[Excerpts from an interface dataset]
================================

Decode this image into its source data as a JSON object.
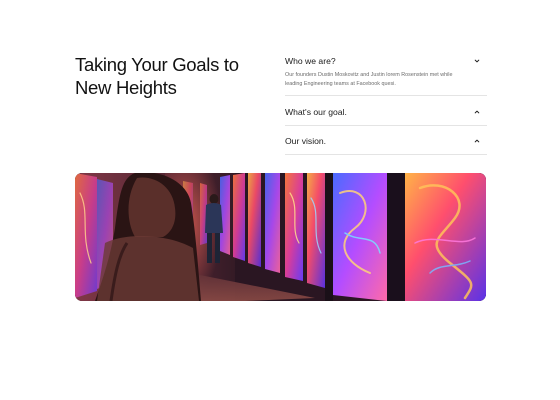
{
  "headline": {
    "line1": "Taking Your Goals to",
    "line2": "New Heights"
  },
  "faq": [
    {
      "question": "Who we are?",
      "answer_line1": "Our founders Dustin Moskovitz and Justin lorem Rosenstein met while",
      "answer_line2": "leading Engineering teams at Facebook quesi.",
      "expanded": true,
      "icon": "chevron-down-icon"
    },
    {
      "question": "What's our goal.",
      "expanded": false,
      "icon": "chevron-up-icon"
    },
    {
      "question": "Our vision.",
      "expanded": false,
      "icon": "chevron-up-icon"
    }
  ],
  "hero_image": {
    "subject": "gallery corridor with glowing psychedelic art panels and visitors"
  }
}
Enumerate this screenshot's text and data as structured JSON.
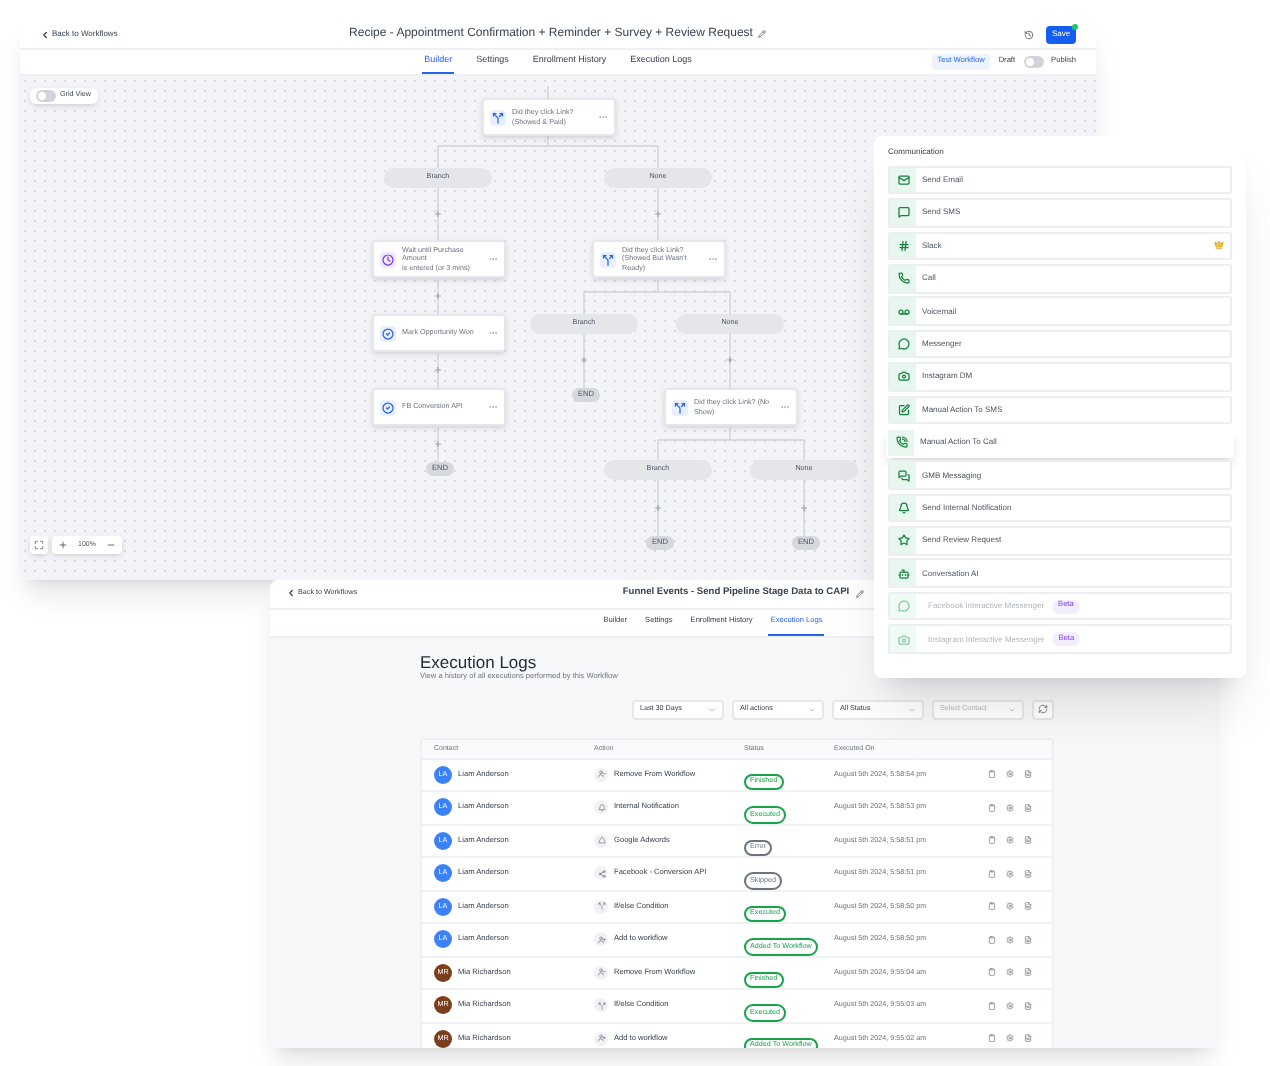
{
  "builder_window": {
    "back_link": "Back to Workflows",
    "title": "Recipe - Appointment Confirmation + Reminder + Survey + Review Request",
    "save_button": "Save",
    "unsaved": true,
    "tabs": [
      {
        "label": "Builder",
        "selected": true
      },
      {
        "label": "Settings",
        "selected": false
      },
      {
        "label": "Enrollment History",
        "selected": false
      },
      {
        "label": "Execution Logs",
        "selected": false
      }
    ],
    "test_button": "Test Workflow",
    "draft_label": "Draft",
    "publish_toggle": {
      "on": false
    },
    "publish_label": "Publish",
    "grid_view": {
      "label": "Grid View",
      "on": false
    },
    "zoom_level": "100%",
    "nodes": [
      {
        "kind": "condition",
        "title": "Did they click Link?",
        "subtitle": "(Showed & Paid)"
      },
      {
        "kind": "wait",
        "title": "Wait until Purchase Amount",
        "subtitle": "is entered (or 3 mins)"
      },
      {
        "kind": "condition",
        "title": "Did they click Link?",
        "subtitle": "(Showed But Wasn't Ready)"
      },
      {
        "kind": "action",
        "title": "Mark Opportunity Won"
      },
      {
        "kind": "action",
        "title": "FB Conversion API"
      },
      {
        "kind": "condition",
        "title": "Did they click Link? (No Show)"
      }
    ],
    "branches": [
      {
        "label": "Branch"
      },
      {
        "label": "None"
      },
      {
        "label": "Branch"
      },
      {
        "label": "None"
      },
      {
        "label": "Branch"
      },
      {
        "label": "None"
      }
    ],
    "ends": [
      {
        "label": "END"
      },
      {
        "label": "END"
      },
      {
        "label": "END"
      },
      {
        "label": "END"
      }
    ]
  },
  "communication_panel": {
    "title": "Communication",
    "items": [
      {
        "label": "Send Email",
        "premium": false,
        "highlighted": false,
        "disabled": false
      },
      {
        "label": "Send SMS",
        "premium": false,
        "highlighted": false,
        "disabled": false
      },
      {
        "label": "Slack",
        "premium": true,
        "highlighted": false,
        "disabled": false
      },
      {
        "label": "Call",
        "premium": false,
        "highlighted": false,
        "disabled": false
      },
      {
        "label": "Voicemail",
        "premium": false,
        "highlighted": false,
        "disabled": false
      },
      {
        "label": "Messenger",
        "premium": false,
        "highlighted": false,
        "disabled": false
      },
      {
        "label": "Instagram DM",
        "premium": false,
        "highlighted": false,
        "disabled": false
      },
      {
        "label": "Manual Action To SMS",
        "premium": false,
        "highlighted": false,
        "disabled": false
      },
      {
        "label": "Manual Action To Call",
        "premium": false,
        "highlighted": true,
        "disabled": false
      },
      {
        "label": "GMB Messaging",
        "premium": false,
        "highlighted": false,
        "disabled": false
      },
      {
        "label": "Send Internal Notification",
        "premium": false,
        "highlighted": false,
        "disabled": false
      },
      {
        "label": "Send Review Request",
        "premium": false,
        "highlighted": false,
        "disabled": false
      },
      {
        "label": "Conversation AI",
        "premium": false,
        "highlighted": false,
        "disabled": false
      },
      {
        "label": "Facebook Interactive Messenger",
        "badge": "Beta",
        "premium": false,
        "highlighted": false,
        "disabled": true
      },
      {
        "label": "Instagram Interactive Messenger",
        "badge": "Beta",
        "premium": false,
        "highlighted": false,
        "disabled": true
      }
    ]
  },
  "logs_window": {
    "back_link": "Back to Workflows",
    "title": "Funnel Events - Send Pipeline Stage Data to CAPI",
    "tabs": [
      {
        "label": "Builder",
        "selected": false
      },
      {
        "label": "Settings",
        "selected": false
      },
      {
        "label": "Enrollment History",
        "selected": false
      },
      {
        "label": "Execution Logs",
        "selected": true
      }
    ],
    "heading": "Execution Logs",
    "subheading": "View a history of all executions performed by this Workflow",
    "filters": [
      {
        "value": "Last 30 Days"
      },
      {
        "value": "All actions"
      },
      {
        "value": "All Status"
      },
      {
        "placeholder": "Select Contact"
      }
    ],
    "table": {
      "columns": [
        "Contact",
        "Action",
        "Status",
        "Executed On"
      ],
      "rows": [
        {
          "initials": "LA",
          "name": "Liam Anderson",
          "color": "#3b82f6",
          "action": "Remove From Workflow",
          "status": {
            "label": "Finished",
            "color": "#16a34a"
          },
          "executed_on": "August 5th 2024, 5:58:54 pm"
        },
        {
          "initials": "LA",
          "name": "Liam Anderson",
          "color": "#3b82f6",
          "action": "Internal Notification",
          "status": {
            "label": "Executed",
            "color": "#16a34a"
          },
          "executed_on": "August 5th 2024, 5:58:53 pm"
        },
        {
          "initials": "LA",
          "name": "Liam Anderson",
          "color": "#3b82f6",
          "action": "Google Adwords",
          "status": {
            "label": "Error",
            "color": "#6b7280"
          },
          "executed_on": "August 5th 2024, 5:58:51 pm"
        },
        {
          "initials": "LA",
          "name": "Liam Anderson",
          "color": "#3b82f6",
          "action": "Facebook - Conversion API",
          "status": {
            "label": "Skipped",
            "color": "#6b7280"
          },
          "executed_on": "August 5th 2024, 5:58:51 pm"
        },
        {
          "initials": "LA",
          "name": "Liam Anderson",
          "color": "#3b82f6",
          "action": "If/else Condition",
          "status": {
            "label": "Executed",
            "color": "#16a34a"
          },
          "executed_on": "August 5th 2024, 5:58:50 pm"
        },
        {
          "initials": "LA",
          "name": "Liam Anderson",
          "color": "#3b82f6",
          "action": "Add to workflow",
          "status": {
            "label": "Added To Workflow",
            "color": "#16a34a"
          },
          "executed_on": "August 5th 2024, 5:58:50 pm"
        },
        {
          "initials": "MR",
          "name": "Mia Richardson",
          "color": "#7c3f1d",
          "action": "Remove From Workflow",
          "status": {
            "label": "Finished",
            "color": "#16a34a"
          },
          "executed_on": "August 5th 2024, 9:55:04 am"
        },
        {
          "initials": "MR",
          "name": "Mia Richardson",
          "color": "#7c3f1d",
          "action": "If/else Condition",
          "status": {
            "label": "Executed",
            "color": "#16a34a"
          },
          "executed_on": "August 5th 2024, 9:55:03 am"
        },
        {
          "initials": "MR",
          "name": "Mia Richardson",
          "color": "#7c3f1d",
          "action": "Add to workflow",
          "status": {
            "label": "Added To Workflow",
            "color": "#16a34a"
          },
          "executed_on": "August 5th 2024, 9:55:02 am"
        }
      ]
    }
  }
}
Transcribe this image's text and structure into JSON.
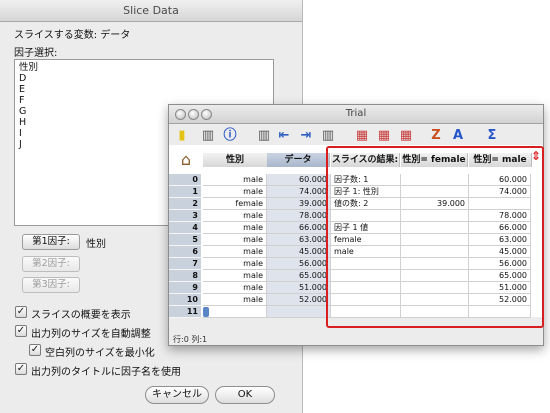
{
  "dialog": {
    "title": "Slice Data",
    "slice_var_line": "スライスする変数: データ",
    "factor_select_label": "因子選択:",
    "factors": [
      "性別",
      "D",
      "E",
      "F",
      "G",
      "H",
      "I",
      "J"
    ],
    "factor1_button": "第1因子:",
    "factor1_value": "性別",
    "factor2_button": "第2因子:",
    "factor3_button": "第3因子:",
    "options": [
      {
        "label": "スライスの概要を表示",
        "checked": true
      },
      {
        "label": "出力列のサイズを自動調整",
        "checked": true
      },
      {
        "label": "空白列のサイズを最小化",
        "checked": true
      },
      {
        "label": "出力列のタイトルに因子名を使用",
        "checked": true
      }
    ],
    "cancel_label": "キャンセル",
    "ok_label": "OK"
  },
  "trial": {
    "title": "Trial",
    "status": "行:0  列:1",
    "headers": [
      "性別",
      "データ",
      "スライスの結果:",
      "性別= female",
      "性別= male"
    ],
    "rows": [
      {
        "n": "0",
        "sex": "male",
        "data": "60.000",
        "summary": "因子数: 1",
        "female": "",
        "male": "60.000"
      },
      {
        "n": "1",
        "sex": "male",
        "data": "74.000",
        "summary": "因子 1: 性別",
        "female": "",
        "male": "74.000"
      },
      {
        "n": "2",
        "sex": "female",
        "data": "39.000",
        "summary": "値の数: 2",
        "female": "39.000",
        "male": ""
      },
      {
        "n": "3",
        "sex": "male",
        "data": "78.000",
        "summary": "",
        "female": "",
        "male": "78.000"
      },
      {
        "n": "4",
        "sex": "male",
        "data": "66.000",
        "summary": "因子 1 値",
        "female": "",
        "male": "66.000"
      },
      {
        "n": "5",
        "sex": "male",
        "data": "63.000",
        "summary": "female",
        "female": "",
        "male": "63.000"
      },
      {
        "n": "6",
        "sex": "male",
        "data": "45.000",
        "summary": "male",
        "female": "",
        "male": "45.000"
      },
      {
        "n": "7",
        "sex": "male",
        "data": "56.000",
        "summary": "",
        "female": "",
        "male": "56.000"
      },
      {
        "n": "8",
        "sex": "male",
        "data": "65.000",
        "summary": "",
        "female": "",
        "male": "65.000"
      },
      {
        "n": "9",
        "sex": "male",
        "data": "51.000",
        "summary": "",
        "female": "",
        "male": "51.000"
      },
      {
        "n": "10",
        "sex": "male",
        "data": "52.000",
        "summary": "",
        "female": "",
        "male": "52.000"
      },
      {
        "n": "11",
        "sex": "",
        "data": "",
        "summary": "",
        "female": "",
        "male": ""
      }
    ],
    "highlight_color": "#d81e1e",
    "toolbar_icons": [
      "new-doc-icon",
      "column-icon",
      "info-icon",
      "table-icon",
      "insert-left-icon",
      "insert-right-icon",
      "slice-icon",
      "slice-2-icon",
      "slice-3-icon",
      "sort-za-icon",
      "sort-az-icon",
      "sigma-icon"
    ]
  }
}
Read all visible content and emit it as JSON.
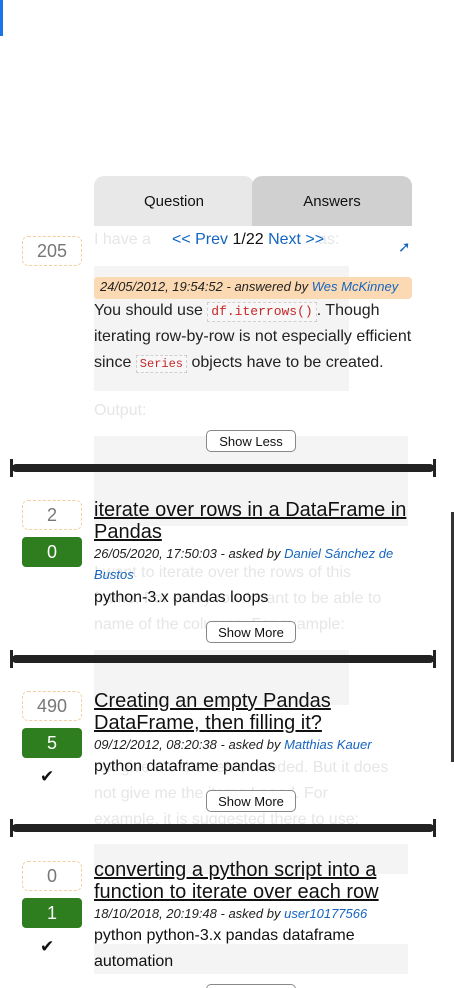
{
  "tabs": {
    "question": "Question",
    "answers": "Answers"
  },
  "pager": {
    "prev": "<< Prev",
    "position": "1/22",
    "next": "Next >>"
  },
  "top_item": {
    "score": "205",
    "meta_date": "24/05/2012, 19:54:52",
    "meta_action": " - answered by ",
    "user": "Wes McKinney",
    "body_1": "You should use ",
    "code_1": "df.iterrows()",
    "body_2": ". Though iterating row-by-row is not especially efficient since ",
    "code_2": "Series",
    "body_3": " objects have to be created.",
    "toggle_label": "Show Less"
  },
  "questions": [
    {
      "score": "2",
      "answers": "0",
      "accepted": false,
      "title": "iterate over rows in a DataFrame in Pandas",
      "date": "26/05/2020, 17:50:03",
      "action": " - asked by ",
      "user": "Daniel Sánchez de Bustos",
      "tags": "python-3.x pandas loops",
      "toggle_label": "Show More"
    },
    {
      "score": "490",
      "answers": "5",
      "accepted": true,
      "title": "Creating an empty Pandas DataFrame, then filling it?",
      "date": "09/12/2012, 08:20:38",
      "action": " - asked by ",
      "user": "Matthias Kauer",
      "tags": "python dataframe pandas",
      "toggle_label": "Show More"
    },
    {
      "score": "0",
      "answers": "1",
      "accepted": true,
      "title": "converting a python script into a function to iterate over each row",
      "date": "18/10/2018, 20:19:48",
      "action": " - asked by ",
      "user": "user10177566",
      "tags": "python python-3.x pandas dataframe automation"
    }
  ],
  "icons": {
    "expand": "expand-icon",
    "accepted": "checkmark-icon"
  },
  "colors": {
    "link": "#1565c0",
    "accepted_bg": "#2e7d1e",
    "answered_meta_bg": "#fbd9b3"
  }
}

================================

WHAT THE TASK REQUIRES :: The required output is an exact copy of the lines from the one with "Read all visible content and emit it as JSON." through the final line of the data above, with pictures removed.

ANSWER TO THIS TASK ::
Read all visible content and emit it as JSON.
{
  "tabs": {
    "question": "Question",
    "answers": "Answers"
  },
  "pager": {
    "prev": "<< Prev",
    "position": "1/22",
    "next": "Next >>"
  },
  "top_item": {
    "score": "205",
    "meta_date": "24/05/2012, 19:54:52",
    "meta_action": " - answered by ",
    "user": "Wes McKinney",
    "body_1": "You should use ",
    "code_1": "df.iterrows()",
    "body_2": ". Though iterating row-by-row is not especially efficient since ",
    "code_2": "Series",
    "body_3": " objects have to be created.",
    "toggle_label": "Show Less"
  },
  "questions": [
    {
      "score": "2",
      "answers": "0",
      "accepted": false,
      "title": "iterate over rows in a DataFrame in Pandas",
      "date": "26/05/2020, 17:50:03",
      "action": " - asked by ",
      "user": "Daniel Sánchez de Bustos",
      "tags": "python-3.x pandas loops",
      "toggle_label": "Show More"
    },
    {
      "score": "490",
      "answers": "5",
      "accepted": true,
      "title": "Creating an empty Pandas DataFrame, then filling it?",
      "date": "09/12/2012, 08:20:38",
      "action": " - asked by ",
      "user": "Matthias Kauer",
      "tags": "python dataframe pandas",
      "toggle_label": "Show More"
    },
    {
      "score": "0",
      "answers": "1",
      "accepted": true,
      "title": "converting a python script into a function to iterate over each row",
      "date": "18/10/2018, 20:19:48",
      "action": " - asked by ",
      "user": "user10177566",
      "tags": "python python-3.x pandas dataframe automation"
    }
  ],
  "icons": {
    "expand": "expand-icon",
    "accepted": "checkmark-icon"
  },
  "colors": {
    "link": "#1565c0",
    "accepted_bg": "#2e7d1e",
    "answered_meta_bg": "#fbd9b3"
  }
}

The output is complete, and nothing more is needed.